Collection entries:

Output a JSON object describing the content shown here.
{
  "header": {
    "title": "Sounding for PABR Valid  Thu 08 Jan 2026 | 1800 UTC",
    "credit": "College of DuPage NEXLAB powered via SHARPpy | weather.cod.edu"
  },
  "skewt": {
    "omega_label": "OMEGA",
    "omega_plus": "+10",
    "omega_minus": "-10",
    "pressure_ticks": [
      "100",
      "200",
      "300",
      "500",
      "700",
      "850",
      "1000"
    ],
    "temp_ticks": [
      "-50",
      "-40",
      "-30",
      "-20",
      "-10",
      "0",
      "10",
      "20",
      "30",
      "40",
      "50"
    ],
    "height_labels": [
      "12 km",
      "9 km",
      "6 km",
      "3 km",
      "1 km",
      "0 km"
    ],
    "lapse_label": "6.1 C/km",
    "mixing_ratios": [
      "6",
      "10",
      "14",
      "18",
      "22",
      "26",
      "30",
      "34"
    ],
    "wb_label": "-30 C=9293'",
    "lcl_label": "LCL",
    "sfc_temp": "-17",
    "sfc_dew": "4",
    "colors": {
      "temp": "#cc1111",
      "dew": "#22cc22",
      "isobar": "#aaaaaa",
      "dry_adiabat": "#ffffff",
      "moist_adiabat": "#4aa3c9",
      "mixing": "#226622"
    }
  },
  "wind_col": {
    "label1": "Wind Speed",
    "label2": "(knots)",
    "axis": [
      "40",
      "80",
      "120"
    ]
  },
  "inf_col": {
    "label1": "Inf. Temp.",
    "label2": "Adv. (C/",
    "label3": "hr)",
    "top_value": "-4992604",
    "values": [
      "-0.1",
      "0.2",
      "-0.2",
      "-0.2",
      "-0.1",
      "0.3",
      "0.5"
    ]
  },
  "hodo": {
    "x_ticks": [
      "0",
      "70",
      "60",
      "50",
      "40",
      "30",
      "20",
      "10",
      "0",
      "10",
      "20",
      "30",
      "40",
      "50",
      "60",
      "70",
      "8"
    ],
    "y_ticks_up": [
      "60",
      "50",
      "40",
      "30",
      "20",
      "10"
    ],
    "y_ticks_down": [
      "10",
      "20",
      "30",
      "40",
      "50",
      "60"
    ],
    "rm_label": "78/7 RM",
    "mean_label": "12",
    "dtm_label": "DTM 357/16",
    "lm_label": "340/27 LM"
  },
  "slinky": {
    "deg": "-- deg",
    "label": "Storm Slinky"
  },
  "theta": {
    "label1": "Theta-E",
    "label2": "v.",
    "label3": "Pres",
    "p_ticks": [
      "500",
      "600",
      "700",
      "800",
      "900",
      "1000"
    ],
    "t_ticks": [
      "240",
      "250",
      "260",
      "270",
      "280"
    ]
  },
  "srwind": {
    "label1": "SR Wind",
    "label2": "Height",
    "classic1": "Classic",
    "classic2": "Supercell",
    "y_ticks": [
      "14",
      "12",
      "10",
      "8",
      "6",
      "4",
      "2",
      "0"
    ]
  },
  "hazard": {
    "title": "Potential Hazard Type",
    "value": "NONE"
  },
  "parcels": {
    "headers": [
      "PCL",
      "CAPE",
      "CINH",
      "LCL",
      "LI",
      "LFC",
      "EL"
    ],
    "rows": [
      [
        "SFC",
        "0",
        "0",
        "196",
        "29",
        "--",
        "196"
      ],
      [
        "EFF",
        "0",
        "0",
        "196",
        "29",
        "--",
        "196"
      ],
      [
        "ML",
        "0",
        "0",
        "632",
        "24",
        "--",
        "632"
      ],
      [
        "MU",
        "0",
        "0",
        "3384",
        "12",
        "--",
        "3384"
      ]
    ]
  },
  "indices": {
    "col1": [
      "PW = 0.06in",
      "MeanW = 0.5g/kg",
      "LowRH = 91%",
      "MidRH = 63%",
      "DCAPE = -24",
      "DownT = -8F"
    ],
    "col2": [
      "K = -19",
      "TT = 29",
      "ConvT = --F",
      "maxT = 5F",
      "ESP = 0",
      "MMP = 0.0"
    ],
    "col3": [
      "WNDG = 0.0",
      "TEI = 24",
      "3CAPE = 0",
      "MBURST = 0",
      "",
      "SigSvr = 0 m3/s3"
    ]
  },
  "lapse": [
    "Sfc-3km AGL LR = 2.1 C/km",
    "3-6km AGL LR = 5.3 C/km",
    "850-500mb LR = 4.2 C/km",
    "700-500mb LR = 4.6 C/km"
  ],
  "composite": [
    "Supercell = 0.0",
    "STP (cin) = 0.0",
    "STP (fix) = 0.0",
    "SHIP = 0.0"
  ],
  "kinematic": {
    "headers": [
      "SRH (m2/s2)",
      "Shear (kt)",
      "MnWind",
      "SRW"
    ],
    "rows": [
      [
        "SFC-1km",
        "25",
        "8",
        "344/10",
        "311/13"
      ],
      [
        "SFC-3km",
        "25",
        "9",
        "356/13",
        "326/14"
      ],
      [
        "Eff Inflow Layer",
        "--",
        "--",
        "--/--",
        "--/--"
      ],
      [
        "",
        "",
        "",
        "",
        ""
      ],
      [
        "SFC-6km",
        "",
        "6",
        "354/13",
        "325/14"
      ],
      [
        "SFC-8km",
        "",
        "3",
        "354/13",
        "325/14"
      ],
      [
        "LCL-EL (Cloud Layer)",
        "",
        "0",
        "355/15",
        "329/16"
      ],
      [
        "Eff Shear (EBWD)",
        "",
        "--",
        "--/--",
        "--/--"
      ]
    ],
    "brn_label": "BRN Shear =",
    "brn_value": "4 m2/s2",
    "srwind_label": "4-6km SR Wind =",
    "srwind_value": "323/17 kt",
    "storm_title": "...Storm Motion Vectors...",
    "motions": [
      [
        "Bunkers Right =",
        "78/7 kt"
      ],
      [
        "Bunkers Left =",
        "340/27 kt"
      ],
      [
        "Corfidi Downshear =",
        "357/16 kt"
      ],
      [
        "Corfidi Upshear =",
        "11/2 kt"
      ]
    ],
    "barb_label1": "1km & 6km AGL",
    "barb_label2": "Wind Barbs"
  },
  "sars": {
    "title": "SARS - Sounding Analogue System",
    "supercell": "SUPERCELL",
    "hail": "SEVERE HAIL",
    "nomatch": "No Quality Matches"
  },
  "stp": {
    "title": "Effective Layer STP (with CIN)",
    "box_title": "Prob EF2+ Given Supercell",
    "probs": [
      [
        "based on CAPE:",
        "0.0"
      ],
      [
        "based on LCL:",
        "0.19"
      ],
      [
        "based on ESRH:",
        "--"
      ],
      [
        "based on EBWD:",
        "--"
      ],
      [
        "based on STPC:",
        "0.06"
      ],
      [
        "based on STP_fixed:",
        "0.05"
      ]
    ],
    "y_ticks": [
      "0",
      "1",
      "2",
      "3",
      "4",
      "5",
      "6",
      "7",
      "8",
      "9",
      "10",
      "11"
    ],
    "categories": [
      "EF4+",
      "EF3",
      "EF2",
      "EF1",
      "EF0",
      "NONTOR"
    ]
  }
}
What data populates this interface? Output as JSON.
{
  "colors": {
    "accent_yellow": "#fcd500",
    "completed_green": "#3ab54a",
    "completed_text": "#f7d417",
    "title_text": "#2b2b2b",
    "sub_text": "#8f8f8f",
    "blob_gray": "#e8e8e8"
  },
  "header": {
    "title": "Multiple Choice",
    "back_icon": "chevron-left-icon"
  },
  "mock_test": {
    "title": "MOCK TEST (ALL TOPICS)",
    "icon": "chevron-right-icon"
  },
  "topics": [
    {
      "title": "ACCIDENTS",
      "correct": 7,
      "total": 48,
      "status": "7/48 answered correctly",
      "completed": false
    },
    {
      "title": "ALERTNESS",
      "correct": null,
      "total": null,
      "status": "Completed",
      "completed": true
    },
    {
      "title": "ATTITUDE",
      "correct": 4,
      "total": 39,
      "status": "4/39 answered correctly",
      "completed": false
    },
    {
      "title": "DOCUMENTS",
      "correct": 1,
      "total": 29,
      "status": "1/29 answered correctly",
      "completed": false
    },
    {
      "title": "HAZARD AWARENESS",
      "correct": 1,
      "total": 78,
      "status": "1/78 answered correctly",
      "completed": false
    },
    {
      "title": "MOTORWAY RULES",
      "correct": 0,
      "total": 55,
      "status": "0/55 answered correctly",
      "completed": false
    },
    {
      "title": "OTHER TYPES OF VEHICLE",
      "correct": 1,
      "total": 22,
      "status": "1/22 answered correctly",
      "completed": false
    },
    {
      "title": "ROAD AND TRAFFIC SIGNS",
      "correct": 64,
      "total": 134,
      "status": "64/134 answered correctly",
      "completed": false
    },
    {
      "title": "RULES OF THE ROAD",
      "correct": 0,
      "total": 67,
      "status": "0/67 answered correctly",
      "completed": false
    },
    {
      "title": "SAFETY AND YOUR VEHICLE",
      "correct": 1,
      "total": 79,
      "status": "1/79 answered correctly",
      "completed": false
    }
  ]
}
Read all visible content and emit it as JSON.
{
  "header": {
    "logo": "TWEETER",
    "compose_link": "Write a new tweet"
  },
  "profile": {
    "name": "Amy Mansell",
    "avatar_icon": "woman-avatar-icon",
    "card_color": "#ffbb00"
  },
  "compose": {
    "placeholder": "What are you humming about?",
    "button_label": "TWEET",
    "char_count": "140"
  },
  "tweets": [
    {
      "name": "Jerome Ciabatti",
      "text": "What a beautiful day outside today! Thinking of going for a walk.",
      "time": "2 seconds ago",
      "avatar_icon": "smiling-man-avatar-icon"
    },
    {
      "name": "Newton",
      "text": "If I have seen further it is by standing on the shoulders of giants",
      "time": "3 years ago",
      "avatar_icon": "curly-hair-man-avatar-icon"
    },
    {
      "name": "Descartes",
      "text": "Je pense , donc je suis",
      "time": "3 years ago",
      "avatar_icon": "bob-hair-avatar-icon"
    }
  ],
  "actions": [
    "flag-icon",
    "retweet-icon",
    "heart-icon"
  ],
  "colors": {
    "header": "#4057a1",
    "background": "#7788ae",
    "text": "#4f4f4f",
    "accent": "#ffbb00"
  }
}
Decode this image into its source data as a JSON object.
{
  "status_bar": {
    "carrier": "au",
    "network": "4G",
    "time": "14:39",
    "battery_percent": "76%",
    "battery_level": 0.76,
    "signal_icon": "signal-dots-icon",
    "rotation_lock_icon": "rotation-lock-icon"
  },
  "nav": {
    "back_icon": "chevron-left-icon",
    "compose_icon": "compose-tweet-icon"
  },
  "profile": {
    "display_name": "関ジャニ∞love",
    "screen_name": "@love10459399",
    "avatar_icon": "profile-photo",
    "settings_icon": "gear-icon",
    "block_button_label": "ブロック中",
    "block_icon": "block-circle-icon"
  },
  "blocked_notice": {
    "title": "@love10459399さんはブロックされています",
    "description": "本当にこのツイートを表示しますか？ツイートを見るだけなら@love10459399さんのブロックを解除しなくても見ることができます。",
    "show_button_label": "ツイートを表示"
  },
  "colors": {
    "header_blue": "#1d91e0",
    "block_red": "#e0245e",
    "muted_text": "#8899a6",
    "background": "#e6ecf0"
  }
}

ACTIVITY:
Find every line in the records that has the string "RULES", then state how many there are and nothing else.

ANSWER TO THE PROBLEM:
2